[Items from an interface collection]
-- -- --
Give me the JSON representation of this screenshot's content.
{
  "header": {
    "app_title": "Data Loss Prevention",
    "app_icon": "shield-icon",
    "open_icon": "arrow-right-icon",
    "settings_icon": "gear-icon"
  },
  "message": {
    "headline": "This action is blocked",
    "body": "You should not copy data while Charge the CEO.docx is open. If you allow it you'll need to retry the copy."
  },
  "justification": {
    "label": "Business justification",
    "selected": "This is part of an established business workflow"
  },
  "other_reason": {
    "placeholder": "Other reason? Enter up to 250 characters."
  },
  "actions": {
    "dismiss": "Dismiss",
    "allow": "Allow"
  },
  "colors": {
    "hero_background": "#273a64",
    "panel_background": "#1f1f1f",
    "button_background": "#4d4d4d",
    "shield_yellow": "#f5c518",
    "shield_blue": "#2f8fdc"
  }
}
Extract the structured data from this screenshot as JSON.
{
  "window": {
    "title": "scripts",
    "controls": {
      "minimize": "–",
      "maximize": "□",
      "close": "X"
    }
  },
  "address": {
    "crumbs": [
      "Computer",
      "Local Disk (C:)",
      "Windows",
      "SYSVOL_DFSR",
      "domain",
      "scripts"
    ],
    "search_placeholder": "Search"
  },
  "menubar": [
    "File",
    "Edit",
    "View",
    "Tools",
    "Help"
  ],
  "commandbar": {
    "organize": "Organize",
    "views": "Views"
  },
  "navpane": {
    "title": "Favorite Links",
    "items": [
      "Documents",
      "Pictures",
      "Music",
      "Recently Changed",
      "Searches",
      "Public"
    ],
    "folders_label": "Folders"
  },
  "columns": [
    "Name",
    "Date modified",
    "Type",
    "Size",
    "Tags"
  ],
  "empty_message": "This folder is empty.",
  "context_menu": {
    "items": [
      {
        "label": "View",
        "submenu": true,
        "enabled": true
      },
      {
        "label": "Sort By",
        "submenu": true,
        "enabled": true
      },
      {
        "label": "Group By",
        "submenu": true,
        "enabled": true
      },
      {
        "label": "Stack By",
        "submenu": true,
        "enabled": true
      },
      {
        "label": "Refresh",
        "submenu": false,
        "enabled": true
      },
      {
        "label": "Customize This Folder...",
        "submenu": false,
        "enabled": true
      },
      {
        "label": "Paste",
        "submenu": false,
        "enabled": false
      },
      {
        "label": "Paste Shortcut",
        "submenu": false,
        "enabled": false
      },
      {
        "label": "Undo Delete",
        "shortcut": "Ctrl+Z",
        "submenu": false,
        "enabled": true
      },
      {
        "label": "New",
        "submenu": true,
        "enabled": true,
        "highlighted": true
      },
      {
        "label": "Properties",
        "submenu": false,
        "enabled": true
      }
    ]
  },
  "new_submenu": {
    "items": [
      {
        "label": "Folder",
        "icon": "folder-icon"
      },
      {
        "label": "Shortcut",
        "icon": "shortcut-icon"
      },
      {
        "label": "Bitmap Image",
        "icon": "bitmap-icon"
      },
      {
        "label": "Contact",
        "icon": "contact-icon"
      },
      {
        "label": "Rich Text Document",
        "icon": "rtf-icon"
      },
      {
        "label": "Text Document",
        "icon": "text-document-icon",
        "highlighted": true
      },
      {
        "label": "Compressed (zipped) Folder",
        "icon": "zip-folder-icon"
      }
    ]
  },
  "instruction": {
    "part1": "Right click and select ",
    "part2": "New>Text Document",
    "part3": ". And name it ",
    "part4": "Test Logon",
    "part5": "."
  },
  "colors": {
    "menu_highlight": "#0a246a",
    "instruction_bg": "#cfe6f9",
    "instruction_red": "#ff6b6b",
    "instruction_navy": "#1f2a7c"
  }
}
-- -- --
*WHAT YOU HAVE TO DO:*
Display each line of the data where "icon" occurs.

*ANSWER SECTION:*
    "app_icon": "shield-icon",
    "open_icon": "arrow-right-icon",
    "settings_icon": "gear-icon"
        "icon": "folder-icon"
        "icon": "shortcut-icon"
        "icon": "bitmap-icon"
        "icon": "contact-icon"
        "icon": "rtf-icon"
        "icon": "text-document-icon",
        "icon": "zip-folder-icon"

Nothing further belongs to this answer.